The philosophers Socrates and Plato were no strangers to the pros and cons of written communication long before its digital debut. As they argued, elements of loss and gain would result as paradigms shifted. Socrates believed that writing would create forgetfulness in the learner; Plato envisioned the intellectual benefits that the alphabet would bring to civilization. Undoubtedly, as teachers and learners, we value the contributions of all systems of communication and incorporate all types of reading and writing into our practices to heighten consciousness of ourselves and the world.

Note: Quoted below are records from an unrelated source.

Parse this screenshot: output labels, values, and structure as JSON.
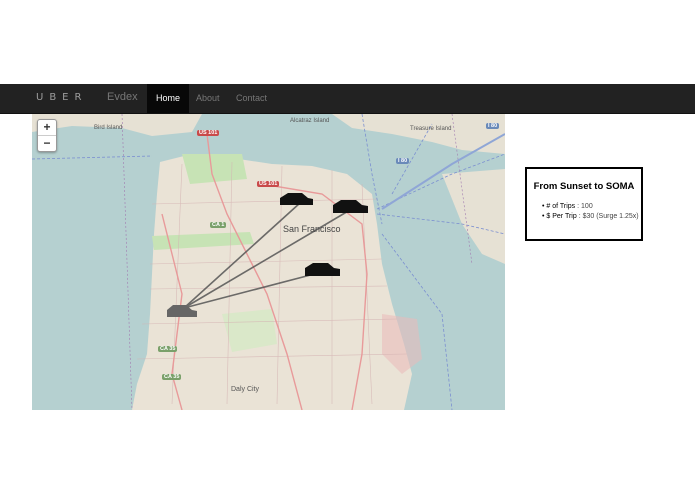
{
  "navbar": {
    "logo": "UBER",
    "brand": "Evdex",
    "items": [
      {
        "label": "Home",
        "active": true
      },
      {
        "label": "About",
        "active": false
      },
      {
        "label": "Contact",
        "active": false
      }
    ]
  },
  "map": {
    "zoom_in": "+",
    "zoom_out": "−",
    "city": "San Francisco",
    "labels": {
      "bird_island": "Bird Island",
      "alcatraz": "Alcatraz Island",
      "treasure": "Treasure Island",
      "daly_city": "Daly City"
    },
    "shields": {
      "us101_ca1": "US 101\nCA 1",
      "us101": "US 101",
      "i80_top": "I 80",
      "i80": "I 80",
      "ca1": "CA 1",
      "ca35": "CA 35",
      "ca35b": "CA 35"
    },
    "colors": {
      "water": "#b5d0d0",
      "land": "#eae3d6",
      "park": "#c7e3b5",
      "route_line": "#555555"
    }
  },
  "info_box": {
    "title": "From Sunset to SOMA",
    "trips_label": "• # of Trips",
    "trips_value": ": 100",
    "price_label": "• $ Per Trip",
    "price_value": ": $30 (Surge 1.25x)"
  }
}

I certainly agree with the Greek philosophers that voice intonations, facial expressions, and hand gestures enhance communication and actively engage the audience. Additionally, knowledge through dialogue and learning through inquiry popularized by Socrates remain powerful teaching methods to this day. Jump through the centuries and ponder if Socrates would find today’s social media a suitable space for dialogue and communication… Would today’s digital doings add to his fear that writing would roam about indiscriminately causing chaos and danger for the masses? Or would he value the potential for dialogue and convenient connectivity to create deeper bonds between writers and readers?  Read more

Tools of the Trade: Poetic Inspirations

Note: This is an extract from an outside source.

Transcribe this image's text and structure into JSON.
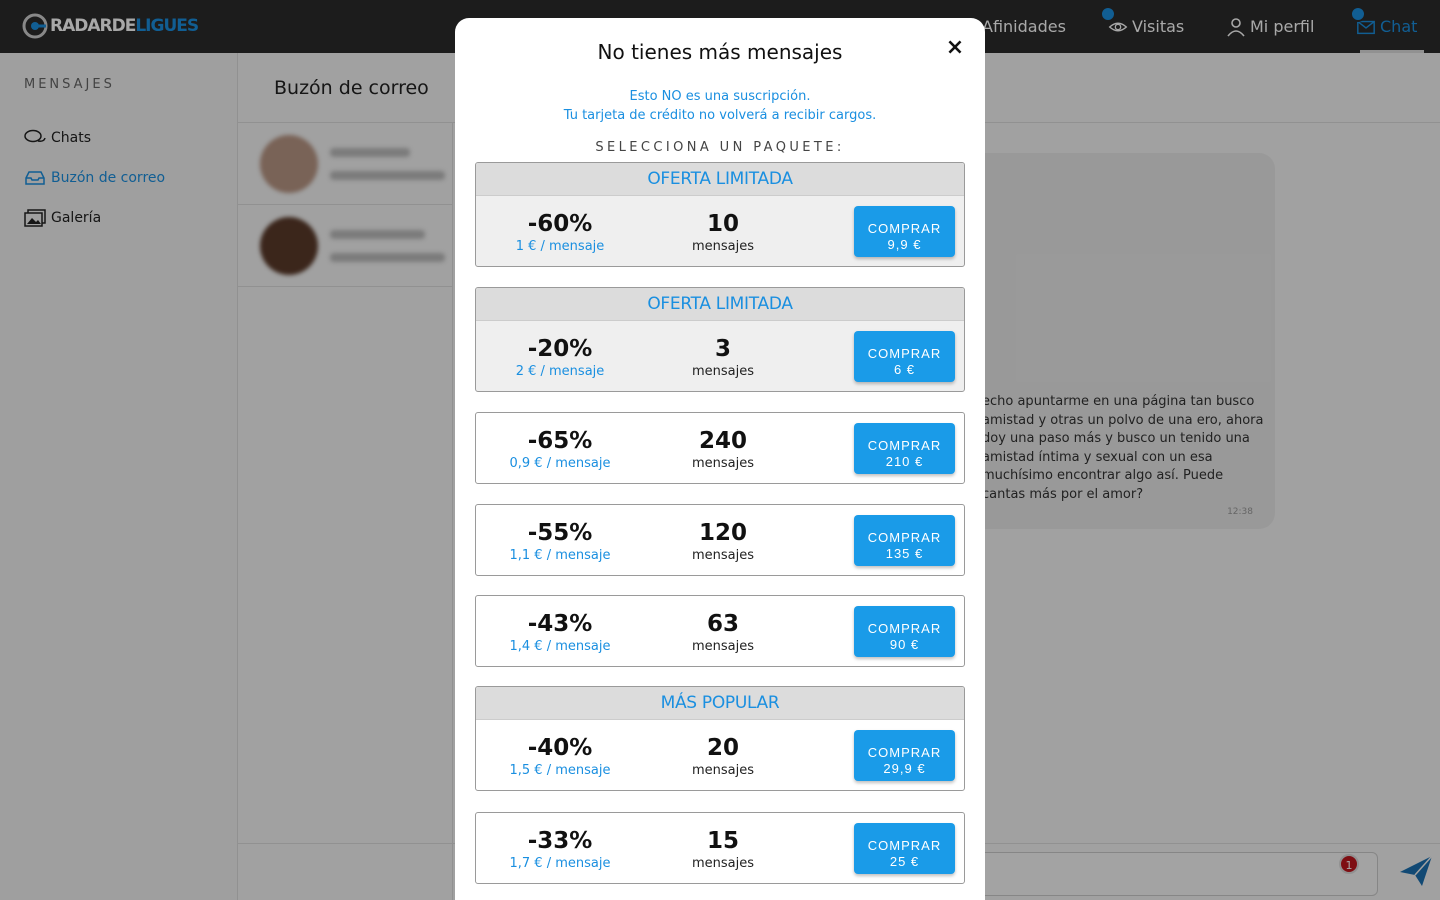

by Kelly Virgin

At Continuity this past weekend we began our thinking by reading and reflecting on poetry. After looking at several poems, we were given a few minutes to write about whatever came to mind. The last stanza of “Famous” by Naomi Shihab Nye instantly inspired me to write. I borrowed her last lines and continued with my own:

 

Famous.JPGI want to be famous in the way a pulley is famous, or a buttonhole, not because it did anything spectacular, but because it never forgot what it could do.

I can give first-class belly rubs and meandering, sun-filled walks that bring the wag of a tail and a tongue-filled smile.

I can wake up five minutes first to fill the house with the scent of brewed coffee and to present a steaming mug to my groggy but appreciative partner.

I can help a student believe in herself as a writer by praising her creativity and giving her space for voice and choice in my classroom.

Like the pulley and the buttonhole, my purposes are small and intimate, but in those moments, I become famous.

This brief spurt of inspiration and the thoughtful discussion that followed reminded me how vital poetry is as a writing tool. Since poetry packs so much meaning into so few words, it works well as a seed to spark ideas for personal writing. I have found that even my most hesitant writers find success when writing in response to poetry. Read more